Img. ID: 328571
The third scene in the scroll depicts the king pointing to a single woman standing in the center, presumably Esther. She is attended by a group of seven maidens standing on the left. The scene may depict either the moment when seven maidservants are given to Esther (Es. 2:9) or the moment when Esther is presented to the king (Es. 2:16).
| inv. D.98.04.075.CL
The length of the sheets in the scroll: 1) 800 mm, 2) 740 mm, 3) 740 mm, 4) 730 mm, 5) 735 mm, 6) 565 mm.
Dimensions of the selected details in the scroll:
- text column - 200x145 mm;
- cartouches in the lower margins - 70x165 mm.
An average letter is 5 mm high, whereas the letters in col. 14 are 10 mm high.
The Book of Esther in Hebrew with the benedictions and the liturgical poem קוראי מגילה Korei Megillah inscribed on a separate sheet
The scroll is formed of 6 membranes (+ a separate benediction sheet) containing 16 text columns with 25 or 26 lines, except for col. 14 with 11 lines divided into two parts.
The text is written in the Sephardi square script with tagin, in black ink on the flesh side of the parchment membranes, which are of medium thickness and rather stiff.

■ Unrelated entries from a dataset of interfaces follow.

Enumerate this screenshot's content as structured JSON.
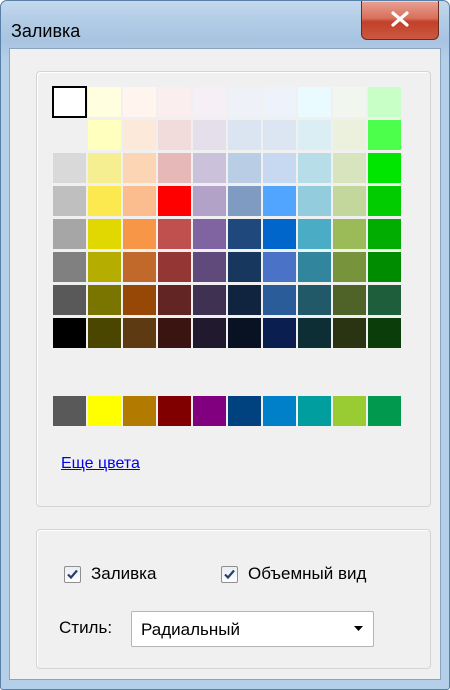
{
  "window": {
    "title": "Заливка"
  },
  "palette": {
    "rows": [
      [
        "#ffffff",
        "#ffffe0",
        "#fff4ee",
        "#fbeeee",
        "#f6f0f6",
        "#eef1f7",
        "#eef3fb",
        "#e9fbff",
        "#f1f7ee",
        "#c7ffc7"
      ],
      [
        "#f0f0f0",
        "#ffffbe",
        "#fde9d9",
        "#f2dcdb",
        "#e5dfec",
        "#dbe5f1",
        "#dce6f2",
        "#daeef3",
        "#ebf1dd",
        "#4bff4b"
      ],
      [
        "#d9d9d9",
        "#f5ef91",
        "#fcd5b5",
        "#e6b9b8",
        "#ccc1da",
        "#b9cde5",
        "#c6d9f1",
        "#b7dee8",
        "#d7e4bd",
        "#00e600"
      ],
      [
        "#bfbfbf",
        "#fce94f",
        "#fbbc8e",
        "#ff0000",
        "#b3a2c7",
        "#7f9bc1",
        "#51a5ff",
        "#93cddd",
        "#c3d69b",
        "#00cc00"
      ],
      [
        "#a6a6a6",
        "#e0d800",
        "#f79646",
        "#c0504d",
        "#8064a2",
        "#1f497d",
        "#0066cc",
        "#4bacc6",
        "#9bbb59",
        "#00ad00"
      ],
      [
        "#808080",
        "#b5ad00",
        "#c0692a",
        "#943634",
        "#604a7b",
        "#17375e",
        "#4a72c7",
        "#31859c",
        "#77933c",
        "#008c00"
      ],
      [
        "#595959",
        "#7a7400",
        "#974806",
        "#632523",
        "#3f3151",
        "#10243f",
        "#2a5c9a",
        "#215968",
        "#4f6228",
        "#1e5e3a"
      ],
      [
        "#000000",
        "#4a4600",
        "#5e3a12",
        "#3a1410",
        "#21192e",
        "#081222",
        "#0a1e50",
        "#0d2e34",
        "#2a3312",
        "#0b3d0b"
      ]
    ],
    "standard": [
      "#595959",
      "#ffff00",
      "#b37a00",
      "#800000",
      "#800080",
      "#00427f",
      "#0080c8",
      "#009e9e",
      "#99cc33",
      "#00994d"
    ],
    "selected": "#ffffff"
  },
  "more_colors_link": "Еще цвета",
  "fill_checkbox": {
    "label": "Заливка",
    "checked": true
  },
  "volume_checkbox": {
    "label": "Объемный вид",
    "checked": true
  },
  "style_field": {
    "label": "Стиль:",
    "value": "Радиальный"
  }
}
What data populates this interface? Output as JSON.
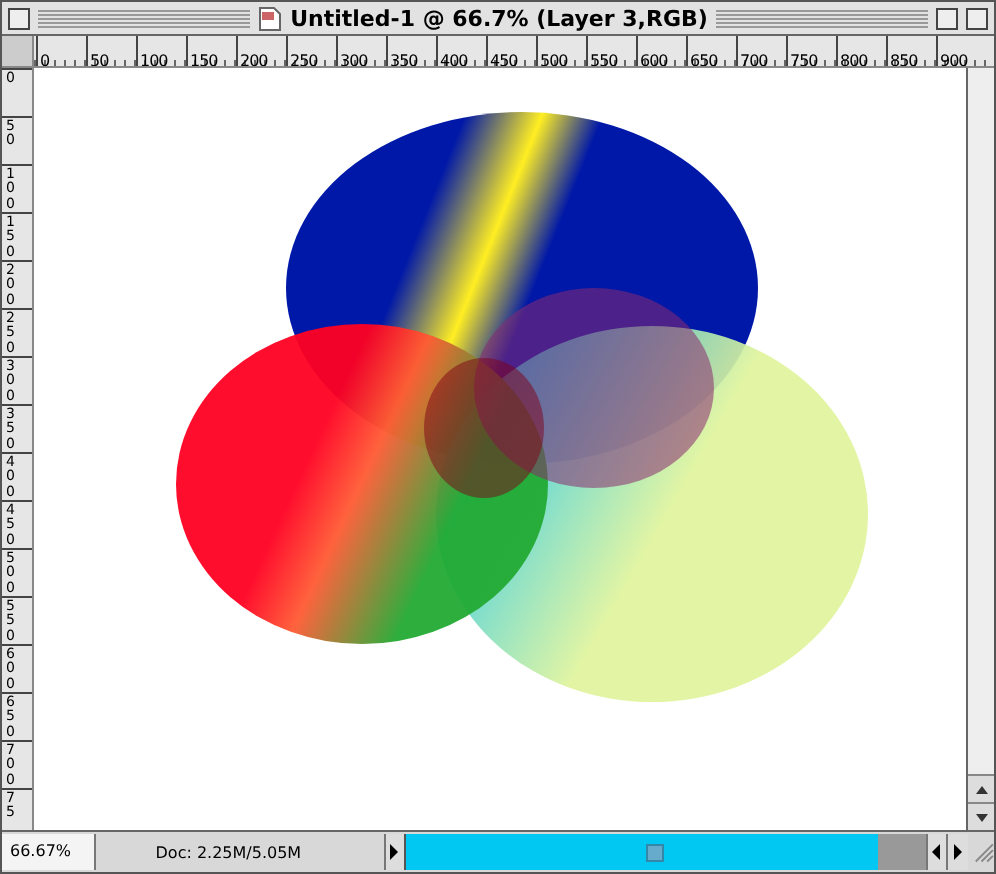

It is difficult to distinguish between the two sides of the sheets, but the side with the text and decoration is brighter than the blank side, which is more yellow.
The letter ח (Es. 1:6) is slightly larger than other letters in the scroll; additionally, it is bolded and composed of two parts joined with a roof. The letter ת (Es. 9:29) is enlarged and bolded. Other enlarged and diminished letters are included in col. 14.
In col. 14, the lower stroke of the letter ע in the word עשרת is decorated with a tiny tendril. The similar decoration is added to the letter ו in ויזתא.
The ruling (horizontal and vertical lines) is made in pencil on the basis of the pricking visible on the edges of the first and last text panels on every membrane. An exception is col. 14 in which the lines are made with a hard point and the pricking on both sides of the text panel is visible.
The scroll's membranes are stitched together.
This family of profusely hand-decorated scrolls differ in their details, but all include allegorical representations. In most cases, these are seated women with attributes strongly modeled on the iconographical imageries included in Iconology by Cesare Ripa (1555–1622). His work, first printed in 1593 in Rome, was a favorite manual for European artists in the 17th and 18th centuries.
A part (300 mm wide) of the first membrane is blank.
The sketches of the pattern in pencil are still visible.
The pattern contains some details colored in silver paint.
The scroll features the cartouches painted yellow and red and the narrative scenes included in them are executed solely in different hues of green color.
The manuscript is displayed at the Museum's permanent exhibition.
For the scrolls featuring a similar pattern in the Index see IDs 37657 and 37878.
A short description in French and images of the manuscript are available at https://www.mahj.org/en/decouvrir-collections-betsalel/rouleau-d-esther-50065 (accessed on 02.07.2020).
Scrolls featuring similar pattern are discussed in:
Iris Fishoff, The Facsimile of the Esther Scroll, Kaufman A 14, Budapest, 1989.
Mendel Metzger, "La Meghillah illustrata della Communita Israelitica di Padova," Rossegna Mensile di lsrael, February-March 1966, 88-92.
Mendel Metzger, "Une Meguilla rococo du XVIIIe siecle," Bulletin de nos communautes, 20th February, 1964, [3 pp., 3 figs.]
R.D. Barnett, Catalogue of the Permanent and Loan Collections of the Jewish Museum London (London 1974),
Treasures of Jewish Heritage. The Jewish Museum London, eds. Rickie Burman, Jennifer Marin and Lily Steadman (London 2006), 145.
A Treasured Legacy: The Michael and Judy Steinhardt Judaica Collection, lot 100: A Monumental Illuminated Megillat Esther (Scroll of Esther), Northern Italy, Mid-18th Century: https://www.sothebys.com/en/auctions/ecatalogue/2013/a-treasured-legacy-steinhardt-n08961/lot.100.html (accessed on 23.07.2020).